* _Assignment_: Lines from the listing below that contain the string "Custom" are to be reported.

* _Listed entries_:
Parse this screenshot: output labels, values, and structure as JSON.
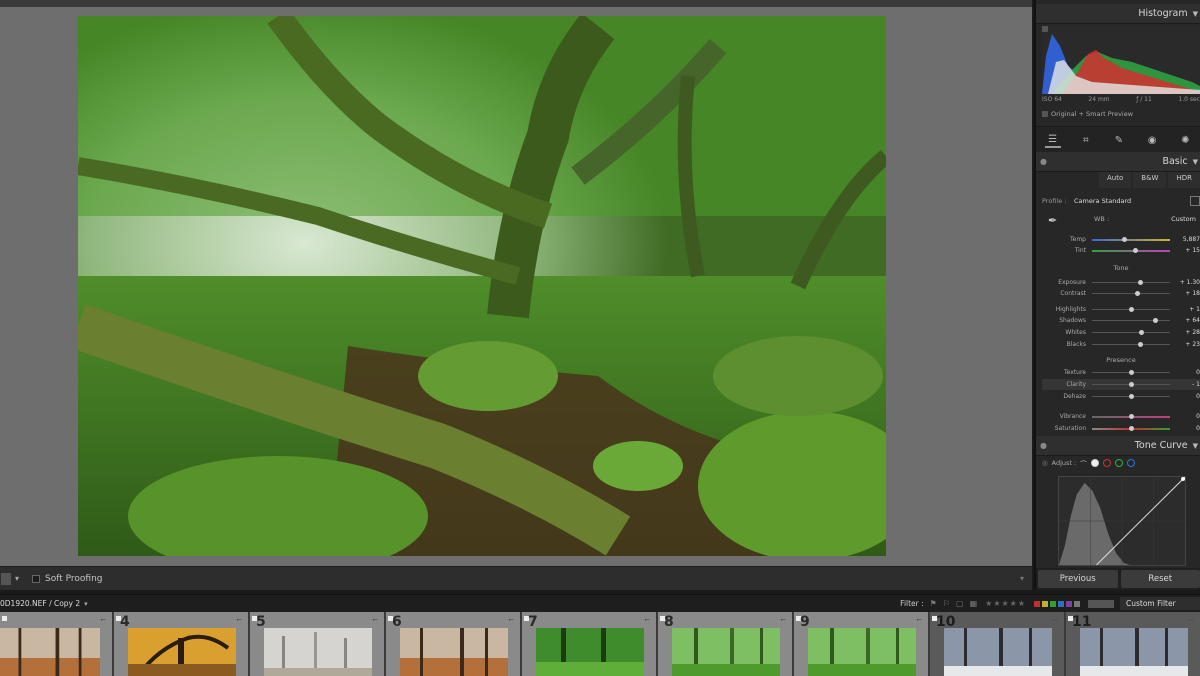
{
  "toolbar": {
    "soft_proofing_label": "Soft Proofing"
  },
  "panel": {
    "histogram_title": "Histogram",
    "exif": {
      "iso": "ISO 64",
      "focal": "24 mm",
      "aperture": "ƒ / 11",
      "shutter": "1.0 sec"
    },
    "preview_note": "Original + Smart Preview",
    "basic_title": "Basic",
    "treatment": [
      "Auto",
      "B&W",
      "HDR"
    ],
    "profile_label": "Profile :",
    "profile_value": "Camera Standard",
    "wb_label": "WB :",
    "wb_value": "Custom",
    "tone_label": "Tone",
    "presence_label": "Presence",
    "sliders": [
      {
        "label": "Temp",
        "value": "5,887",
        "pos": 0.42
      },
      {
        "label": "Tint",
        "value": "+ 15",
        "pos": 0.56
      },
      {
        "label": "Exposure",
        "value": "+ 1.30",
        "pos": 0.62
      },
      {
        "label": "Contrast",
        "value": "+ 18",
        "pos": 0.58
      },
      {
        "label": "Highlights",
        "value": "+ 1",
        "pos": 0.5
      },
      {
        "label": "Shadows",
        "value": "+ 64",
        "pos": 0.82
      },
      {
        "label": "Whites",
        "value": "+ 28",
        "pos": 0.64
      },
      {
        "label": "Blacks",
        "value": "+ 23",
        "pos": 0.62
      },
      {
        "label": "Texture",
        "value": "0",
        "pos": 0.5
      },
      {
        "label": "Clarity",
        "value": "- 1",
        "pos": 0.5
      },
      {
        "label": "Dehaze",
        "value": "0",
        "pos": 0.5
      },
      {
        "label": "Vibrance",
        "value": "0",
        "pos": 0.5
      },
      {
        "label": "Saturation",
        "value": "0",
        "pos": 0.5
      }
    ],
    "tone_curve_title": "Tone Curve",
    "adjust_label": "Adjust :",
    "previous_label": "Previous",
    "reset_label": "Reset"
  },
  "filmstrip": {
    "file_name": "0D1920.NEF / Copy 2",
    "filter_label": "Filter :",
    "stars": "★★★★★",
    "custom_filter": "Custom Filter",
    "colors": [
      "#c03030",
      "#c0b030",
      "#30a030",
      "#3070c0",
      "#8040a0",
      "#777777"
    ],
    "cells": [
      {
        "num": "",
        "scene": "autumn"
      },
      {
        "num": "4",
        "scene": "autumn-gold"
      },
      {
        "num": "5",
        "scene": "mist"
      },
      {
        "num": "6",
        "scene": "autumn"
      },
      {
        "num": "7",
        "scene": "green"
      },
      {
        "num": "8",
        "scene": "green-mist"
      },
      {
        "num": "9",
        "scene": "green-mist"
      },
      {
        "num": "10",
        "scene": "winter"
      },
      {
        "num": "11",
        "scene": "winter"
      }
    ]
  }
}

* _Written solution_:
    "wb_value": "Custom",
    "custom_filter": "Custom Filter",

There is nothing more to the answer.